Retired Tallmadge High School drama teacher Frank Chaff IV will take center stage on Saturday.
The district plans to name the high school auditorium stage after Chaff at 6:45 p.m. before students perform Death of a Salesman, directed by David Obney.
“Frank Chaff devoted 43 years to the students of Tallmadge High School,” said Superintendent Jeff Ferguson. “He produced more than a hundred musicals and plays always getting large casts of students from all walks of our high school.”
During his 43 years with the district, Chaff wore many hats from teacher to director to adviser to mentor. He taught government, psychology and drama and directed countless plays and musicals for the school and community.
“He could take the shyest introvert and convince them that there was a role for them in his performances while at the same time develop the most serious of actors’ talents,” Ferguson said.
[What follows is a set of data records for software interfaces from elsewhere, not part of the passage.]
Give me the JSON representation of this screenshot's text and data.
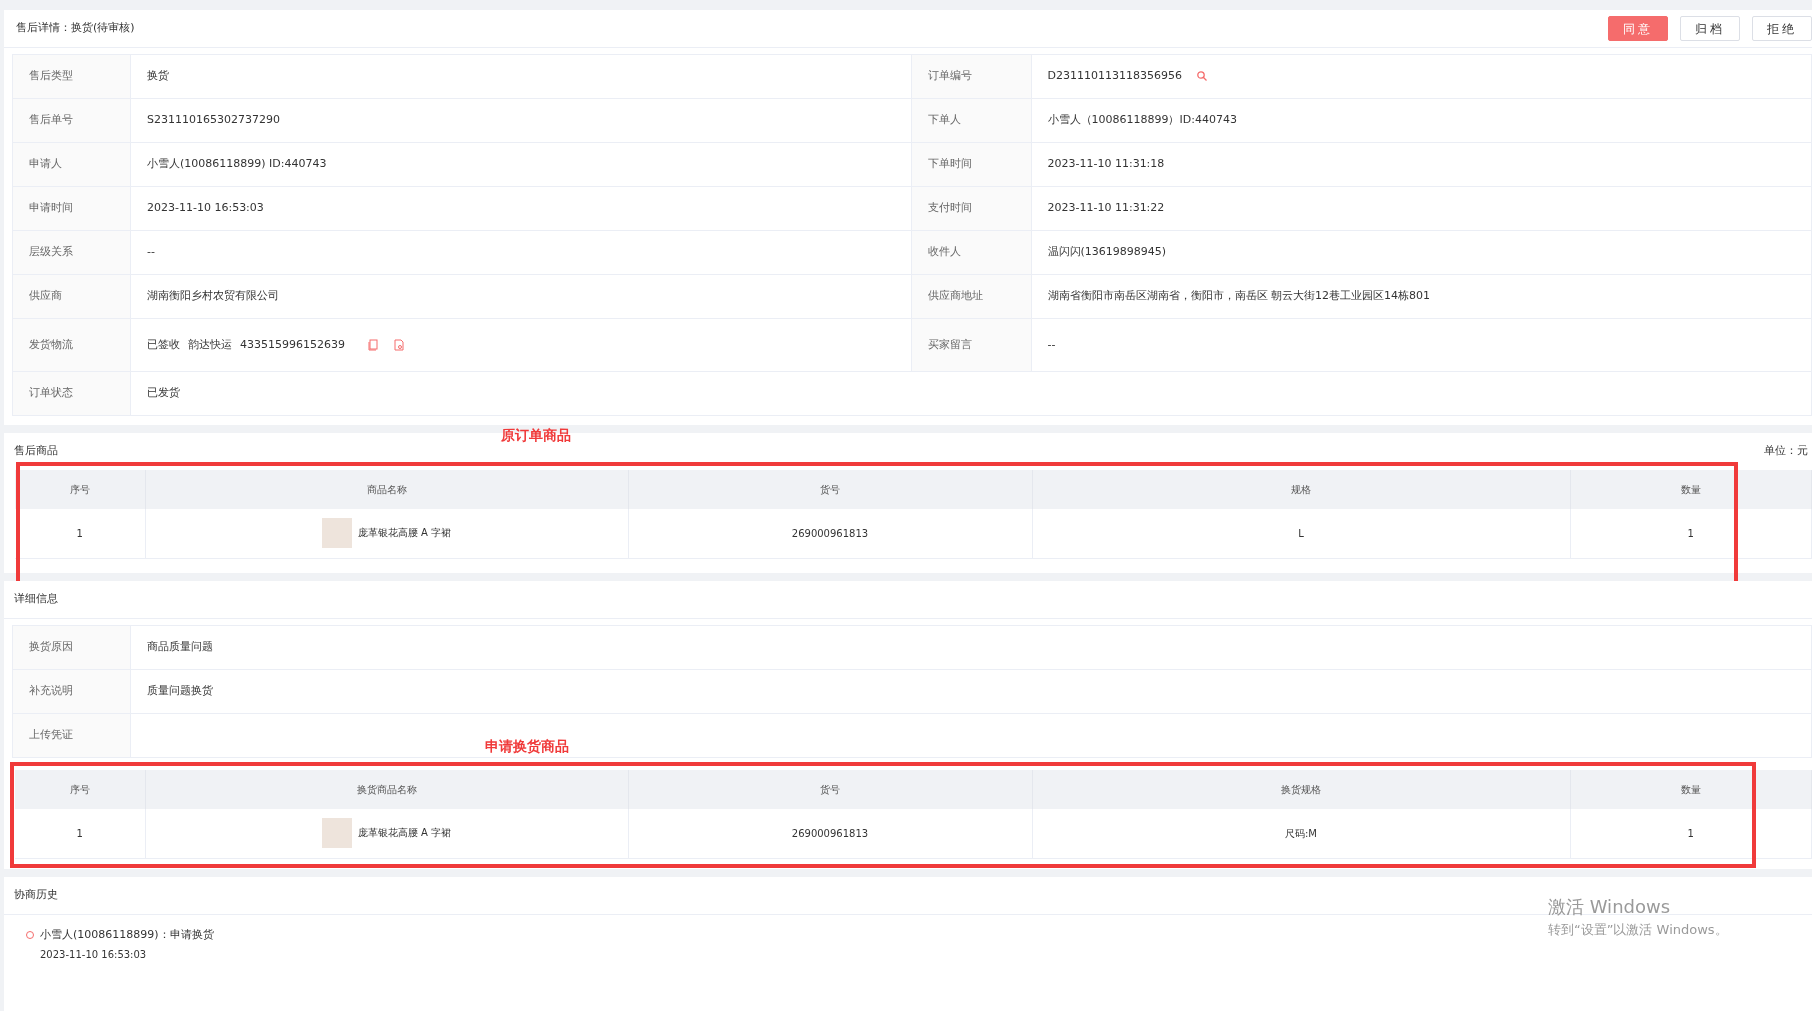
{
  "header": {
    "title": "售后详情：换货(待审核)",
    "buttons": [
      {
        "label": "同意",
        "kind": "primary"
      },
      {
        "label": "归档",
        "kind": "default"
      },
      {
        "label": "拒绝",
        "kind": "default"
      }
    ]
  },
  "info_rows": [
    {
      "cells": [
        {
          "label": "售后类型",
          "value": "换货"
        },
        {
          "label": "订单编号",
          "value": "D231110113118356956",
          "kind": "search"
        }
      ]
    },
    {
      "cells": [
        {
          "label": "售后单号",
          "value": "S231110165302737290"
        },
        {
          "label": "下单人",
          "value": "小雪人（10086118899）ID:440743"
        }
      ]
    },
    {
      "cells": [
        {
          "label": "申请人",
          "value": "小雪人(10086118899) ID:440743"
        },
        {
          "label": "下单时间",
          "value": "2023-11-10 11:31:18"
        }
      ]
    },
    {
      "cells": [
        {
          "label": "申请时间",
          "value": "2023-11-10 16:53:03"
        },
        {
          "label": "支付时间",
          "value": "2023-11-10 11:31:22"
        }
      ]
    },
    {
      "cells": [
        {
          "label": "层级关系",
          "value": "--"
        },
        {
          "label": "收件人",
          "value": "温闪闪(13619898945)"
        }
      ]
    },
    {
      "cells": [
        {
          "label": "供应商",
          "value": "湖南衡阳乡村农贸有限公司"
        },
        {
          "label": "供应商地址",
          "value": "湖南省衡阳市南岳区湖南省，衡阳市，南岳区 朝云大街12巷工业园区14栋801"
        }
      ]
    },
    {
      "cells": [
        {
          "label": "发货物流",
          "kind": "logistics",
          "parts": [
            "已签收",
            "韵达快运",
            "433515996152639"
          ]
        },
        {
          "label": "买家留言",
          "value": "--"
        }
      ]
    },
    {
      "cells": [
        {
          "label": "订单状态",
          "value": "已发货"
        }
      ]
    }
  ],
  "goods": {
    "title": "售后商品",
    "unit": "单位：元",
    "annotation": "原订单商品",
    "columns": [
      "序号",
      "商品名称",
      "货号",
      "规格",
      "数量"
    ],
    "rows": [
      {
        "index": "1",
        "name": "庞革银花高腰 A 字裙",
        "code": "269000961813",
        "spec": "L",
        "qty": "1"
      }
    ]
  },
  "details": {
    "title": "详细信息",
    "rows": [
      {
        "label": "换货原因",
        "value": "商品质量问题"
      },
      {
        "label": "补充说明",
        "value": "质量问题换货"
      },
      {
        "label": "上传凭证",
        "value": ""
      }
    ]
  },
  "exchange": {
    "annotation": "申请换货商品",
    "columns": [
      "序号",
      "换货商品名称",
      "货号",
      "换货规格",
      "数量"
    ],
    "rows": [
      {
        "index": "1",
        "name": "庞革银花高腰 A 字裙",
        "code": "269000961813",
        "spec": "尺码:M",
        "qty": "1"
      }
    ]
  },
  "history": {
    "title": "协商历史",
    "items": [
      {
        "text": "小雪人(10086118899)：申请换货",
        "time": "2023-11-10 16:53:03"
      }
    ]
  },
  "os_notice": {
    "title": "激活 Windows",
    "subtitle": "转到“设置”以激活 Windows。"
  }
}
As the adviser for the student senate, Chaff and his students raised $50,000 and organized blood drives.
“One of Frank’s greatest talents was to promote the importance of giving back through service. He was responsible for food drives, blood drives, and the Christmas family program that still is going strong today,” Ferguson said.
Principal Rebecca DeCapua said Chaff has had a lasting impact on the students and faculty.
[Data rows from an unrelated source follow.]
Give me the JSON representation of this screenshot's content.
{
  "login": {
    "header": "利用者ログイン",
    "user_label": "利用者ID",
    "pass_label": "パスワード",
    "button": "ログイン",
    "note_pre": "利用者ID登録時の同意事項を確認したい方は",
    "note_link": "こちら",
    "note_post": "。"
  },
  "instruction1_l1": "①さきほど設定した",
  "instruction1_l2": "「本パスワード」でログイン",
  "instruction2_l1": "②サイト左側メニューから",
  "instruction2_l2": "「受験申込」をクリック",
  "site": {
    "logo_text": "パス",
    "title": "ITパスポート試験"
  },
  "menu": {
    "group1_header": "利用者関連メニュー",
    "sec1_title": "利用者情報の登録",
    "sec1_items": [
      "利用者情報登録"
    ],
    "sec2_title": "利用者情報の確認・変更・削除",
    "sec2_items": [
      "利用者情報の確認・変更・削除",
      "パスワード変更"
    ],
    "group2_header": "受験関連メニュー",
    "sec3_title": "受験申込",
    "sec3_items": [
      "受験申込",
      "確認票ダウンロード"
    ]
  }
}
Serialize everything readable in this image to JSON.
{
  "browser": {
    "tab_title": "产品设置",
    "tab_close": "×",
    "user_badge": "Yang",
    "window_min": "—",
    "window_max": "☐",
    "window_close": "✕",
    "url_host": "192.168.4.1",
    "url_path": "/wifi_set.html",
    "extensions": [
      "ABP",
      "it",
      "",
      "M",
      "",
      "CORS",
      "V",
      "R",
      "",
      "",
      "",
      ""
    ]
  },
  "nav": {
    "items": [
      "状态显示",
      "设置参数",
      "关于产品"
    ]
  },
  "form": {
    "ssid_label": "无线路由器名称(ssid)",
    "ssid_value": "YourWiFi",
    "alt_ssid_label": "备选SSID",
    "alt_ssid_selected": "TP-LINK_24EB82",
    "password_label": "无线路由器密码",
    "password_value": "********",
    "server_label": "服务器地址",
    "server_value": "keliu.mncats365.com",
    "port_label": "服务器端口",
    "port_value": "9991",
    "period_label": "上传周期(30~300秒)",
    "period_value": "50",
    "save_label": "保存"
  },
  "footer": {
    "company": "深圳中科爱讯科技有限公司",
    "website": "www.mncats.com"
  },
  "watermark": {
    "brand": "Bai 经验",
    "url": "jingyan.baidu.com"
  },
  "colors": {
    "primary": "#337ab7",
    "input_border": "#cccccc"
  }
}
“Frank Chaff for many years impacted the lives of students and faculty,” DeCapua said. “His talents and influence were far reaching. This is a well-deserved recognition.”
One of Chaff’s former students, Stephen Roth, organized a petition to present to the board of education to get his teacher some recognition.
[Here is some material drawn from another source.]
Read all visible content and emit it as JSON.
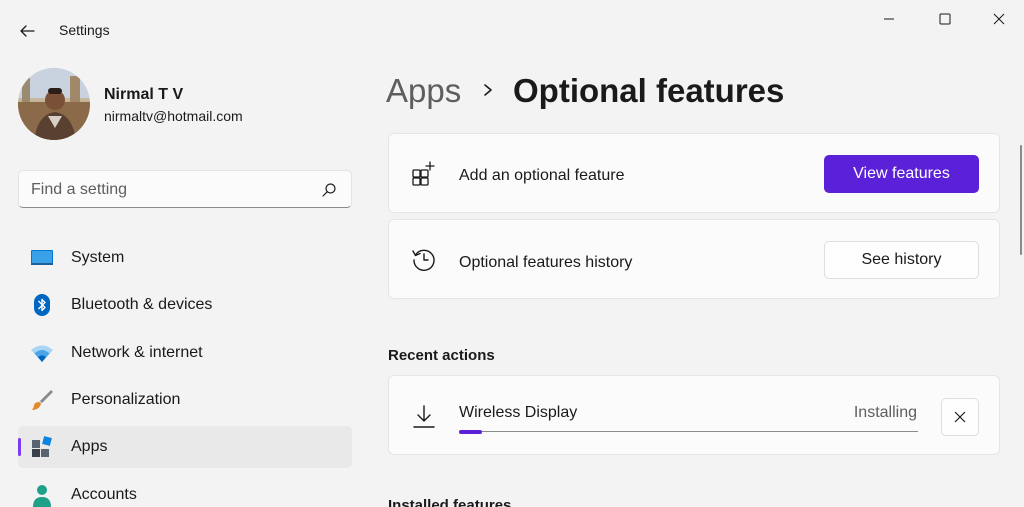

“I knew that my story was only one of over 40 years of stories from students like myself, whose lives were changed by Chaff, “ Roth said. “I felt like such an influential force in the lives of many Tallmadge students and alumni deserved recognition.”
Roth said that Chaff has served as a mentor to him in so many different capacities: A teacher with valuable lessons in the classroom and for success in life; an adviser who always pushed for more as a sounding board for ideas and for making difficult decisions and, lastly, as a friend who was there to support his family through difficult times.
Chaff said it is nice to know that his students felt comfortable enough to come to him with their problems.
“It made me feel good that they felt confident to come and talk to me,” he said. “Often I think they came to me because I was not judgmental and an outsider. I told them to follow their dreams and to do what was right.”
Erynn Truex, another former student, is working toward her bachelor’s degree in geology at Bowling Green.
“The impact Mr. Chaff has left on my life is profound,” she said. “He coaxed me to be a leader when most teenagers would shy into the crowd, and he encouraged me to let my true colors shine through when popular opinion would have dictated otherwise.”
Truex said she was always treated as a professional and as an equal when working on student senate or productions.
“I metamorphosed from a teenager into an adult, and I learned more from these experiences than in any classroom in high school or college,” Truex said.
She plans to graduate from Bowling Green in December and then attend graduate school.
Chaff also was mentored in his teaching career. He points to former choir teacher for Tallmadge High School, Les Bennett, as an example. Bennett died on Sunday.
“I was really fortunate to be mentored by Les Bennett,” Chaff said. “He was both a teacher and a good friend. He is loved and respected by hundreds of students that he worked with over the years. He will be sorely missed.”
Abigail Chaff said she has a tendency to roll her eyes every time a former student of her father comes up to tell her how much her father has changed their life.
“It just happens so much that I almost get tired of hearing it, but it is just a reminder that he is such a huge inspiration to students.”
Abigail Chaff said she’s proud that her father is getting this recognition.
“I think this has been a long time coming,” she said. “He has done so much for the students and for the community so this is the least they could do to honor his legacy.”
Frank Chaff said he is surprised by the attention.
“I just did what I love to do. It makes me feel like [I had] a hand in part of polishing the diamond,” he said. “They had the desire and the drive, they just needed someone to help them along the way.”